AIM OF THE EXERCISE:
Which of the lines in the data below contain the string "keyPressState"? Copy each of them.

DATASET EXTRACT:
****************

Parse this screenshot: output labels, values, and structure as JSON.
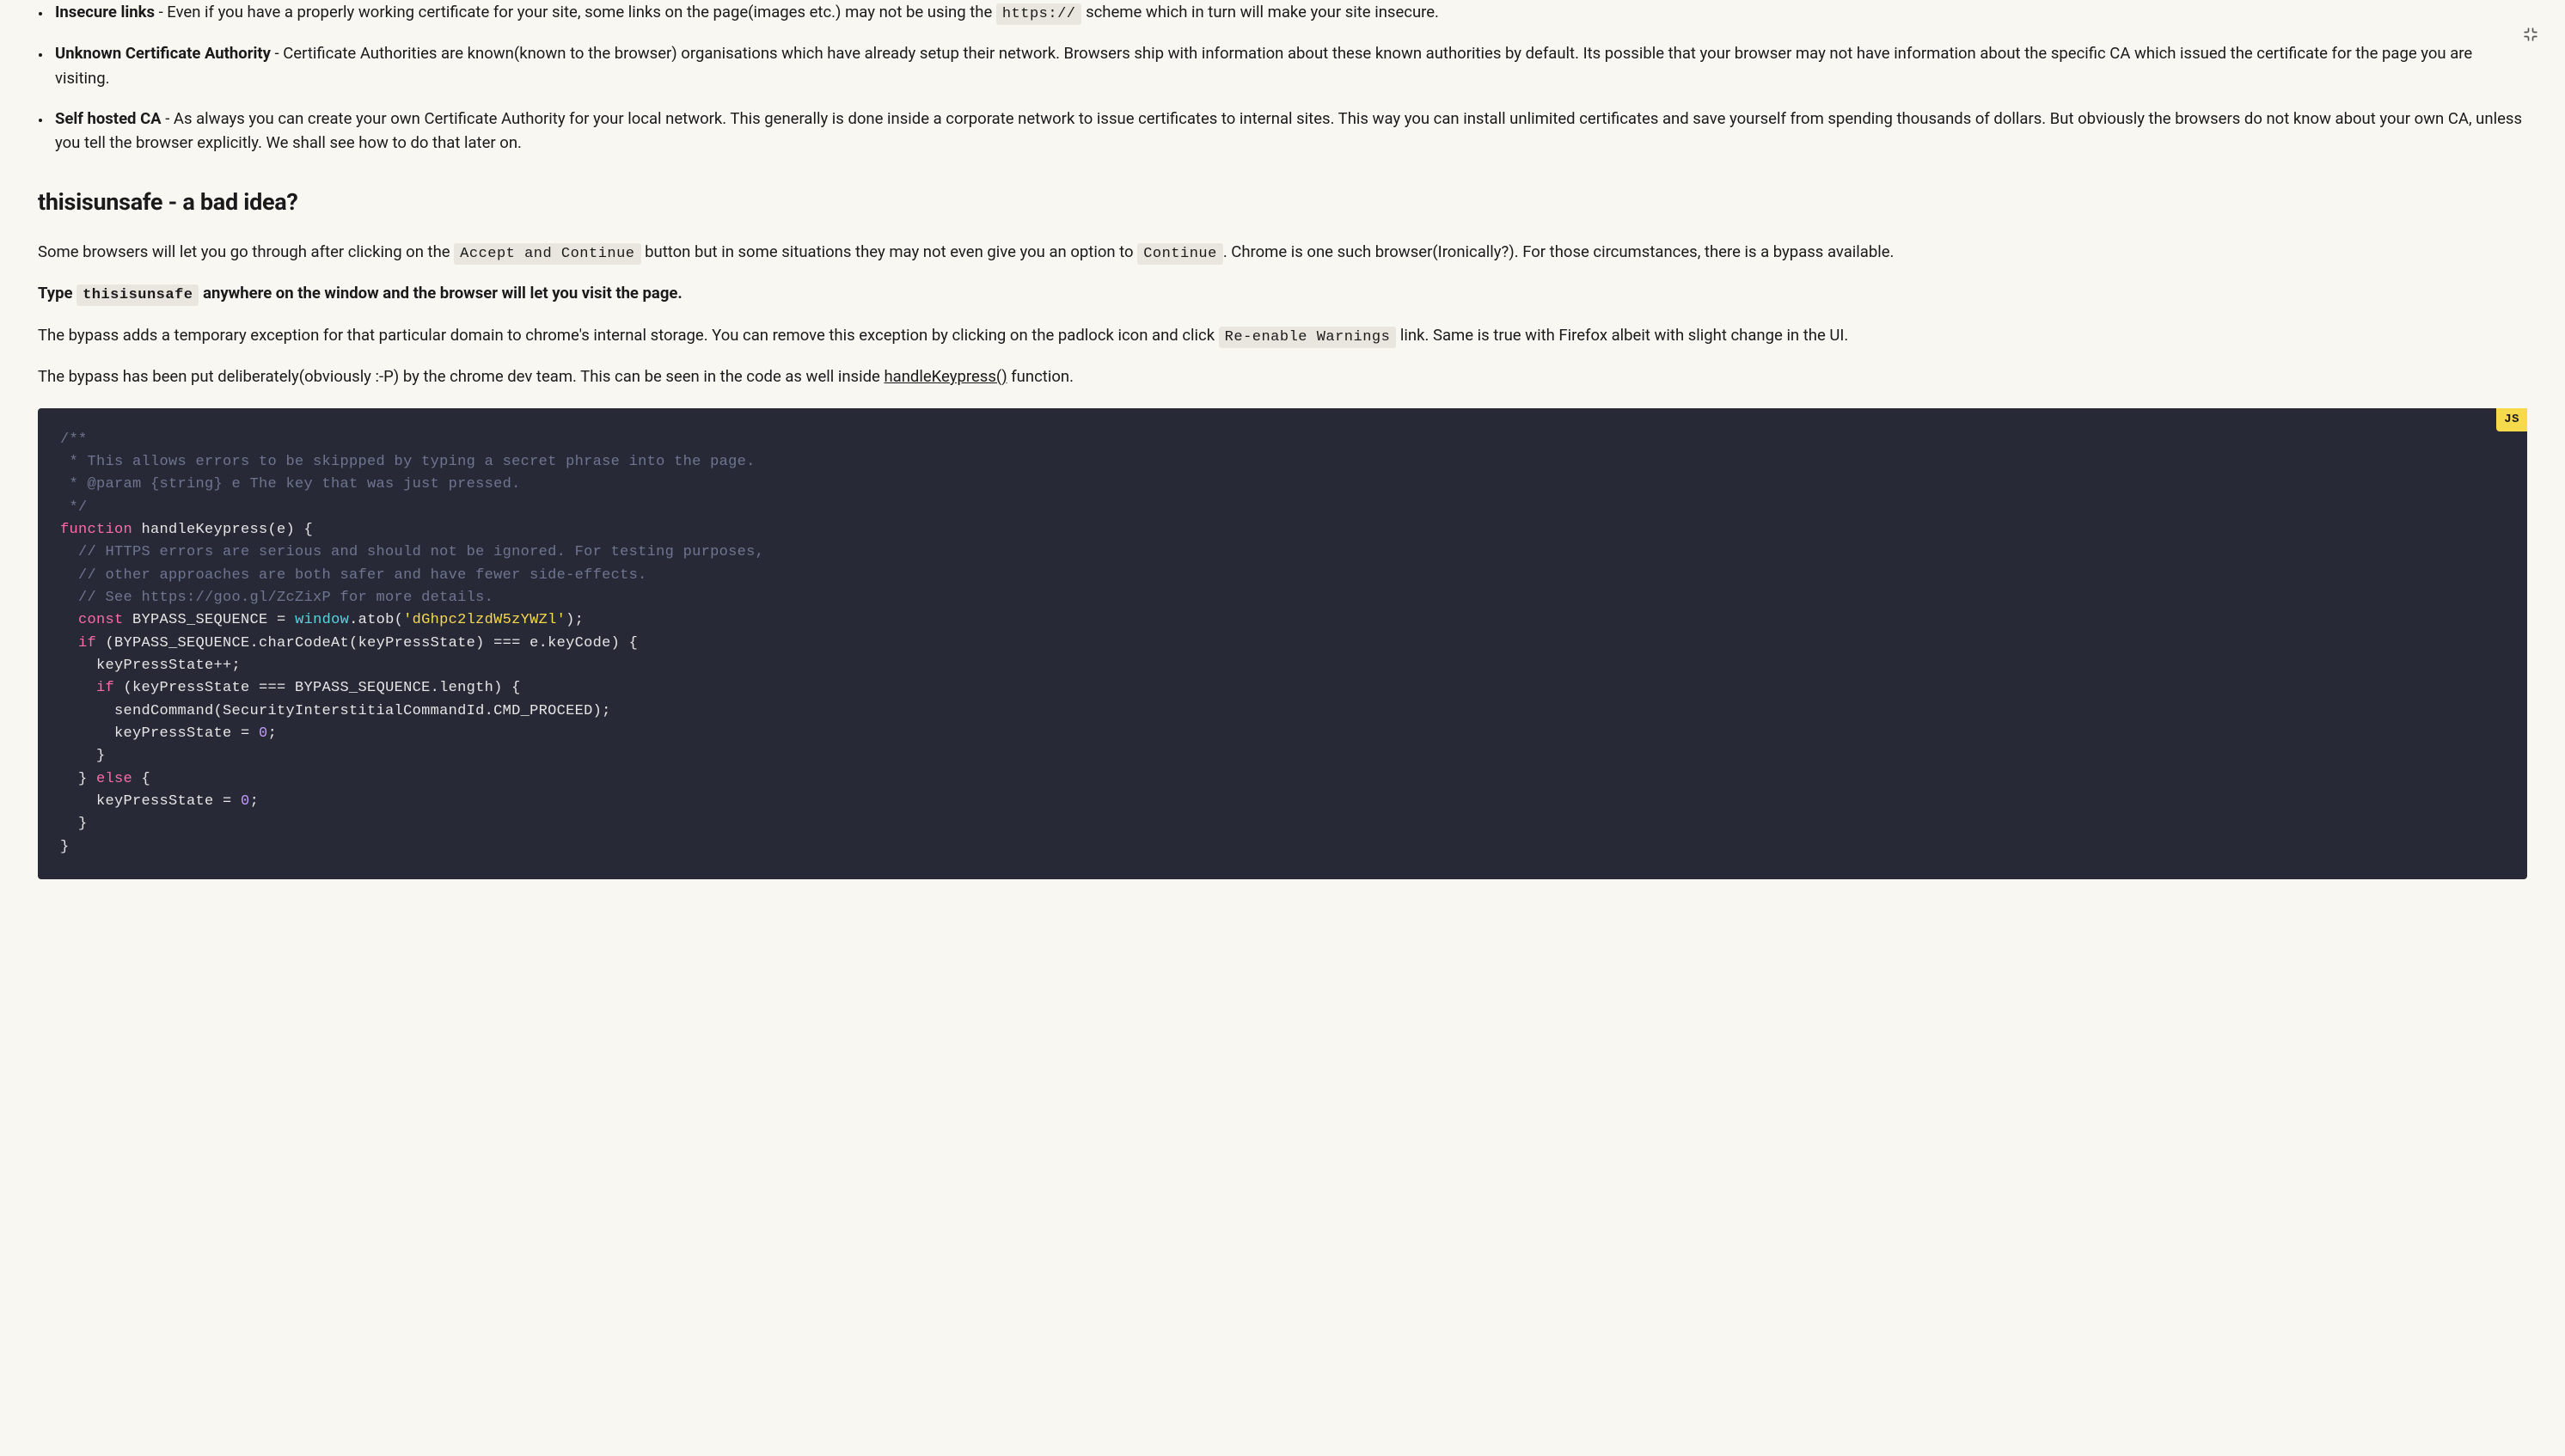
{
  "reasons": [
    {
      "term": "Insecure links",
      "desc_prefix": " - Even if you have a properly working certificate for your site, some links on the page(images etc.) may not be using the ",
      "code": "https://",
      "desc_suffix": " scheme which in turn will make your site insecure."
    },
    {
      "term": "Unknown Certificate Authority",
      "desc": " - Certificate Authorities are known(known to the browser) organisations which have already setup their network. Browsers ship with information about these known authorities by default. Its possible that your browser may not have information about the specific CA which issued the certificate for the page you are visiting."
    },
    {
      "term": "Self hosted CA",
      "desc": " - As always you can create your own Certificate Authority for your local network. This generally is done inside a corporate network to issue certificates to internal sites. This way you can install unlimited certificates and save yourself from spending thousands of dollars. But obviously the browsers do not know about your own CA, unless you tell the browser explicitly. We shall see how to do that later on."
    }
  ],
  "heading": "thisisunsafe - a bad idea?",
  "p1": {
    "t1": "Some browsers will let you go through after clicking on the ",
    "code1": "Accept and Continue",
    "t2": " button but in some situations they may not even give you an option to ",
    "code2": "Continue",
    "t3": ". Chrome is one such browser(Ironically?). For those circumstances, there is a bypass available."
  },
  "p2": {
    "t1": "Type ",
    "code": "thisisunsafe",
    "t2": " anywhere on the window and the browser will let you visit the page."
  },
  "p3": {
    "t1": "The bypass adds a temporary exception for that particular domain to chrome's internal storage. You can remove this exception by clicking on the padlock icon and click ",
    "code": "Re-enable Warnings",
    "t2": " link. Same is true with Firefox albeit with slight change in the UI."
  },
  "p4": {
    "t1": "The bypass has been put deliberately(obviously :-P) by the chrome dev team. This can be seen in the code as well inside ",
    "link": "handleKeypress()",
    "t2": " function."
  },
  "code_lang": "JS",
  "code": {
    "c1": "/**",
    "c2": " * This allows errors to be skippped by typing a secret phrase into the page.",
    "c3": " * @param {string} e The key that was just pressed.",
    "c4": " */",
    "l1_fn": "function",
    "l1_rest": " handleKeypress(e) {",
    "l2": "  // HTTPS errors are serious and should not be ignored. For testing purposes,",
    "l3": "  // other approaches are both safer and have fewer side-effects.",
    "l4": "  // See https://goo.gl/ZcZixP for more details.",
    "l5_const": "  const",
    "l5_a": " BYPASS_SEQUENCE = ",
    "l5_win": "window",
    "l5_b": ".atob(",
    "l5_str": "'dGhpc2lzdW5zYWZl'",
    "l5_c": ");",
    "l6_if": "  if",
    "l6_rest": " (BYPASS_SEQUENCE.charCodeAt(keyPressState) === e.keyCode) {",
    "l7": "    keyPressState++;",
    "l8_if": "    if",
    "l8_rest": " (keyPressState === BYPASS_SEQUENCE.length) {",
    "l9": "      sendCommand(SecurityInterstitialCommandId.CMD_PROCEED);",
    "l10_a": "      keyPressState = ",
    "l10_num": "0",
    "l10_b": ";",
    "l11": "    }",
    "l12_a": "  } ",
    "l12_else": "else",
    "l12_b": " {",
    "l13_a": "    keyPressState = ",
    "l13_num": "0",
    "l13_b": ";",
    "l14": "  }",
    "l15": "}"
  }
}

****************

TASK ANSWER:
    "l6_rest": " (BYPASS_SEQUENCE.charCodeAt(keyPressState) === e.keyCode) {",
    "l7": "    keyPressState++;",
    "l8_rest": " (keyPressState === BYPASS_SEQUENCE.length) {",
    "l10_a": "      keyPressState = ",
    "l13_a": "    keyPressState = ",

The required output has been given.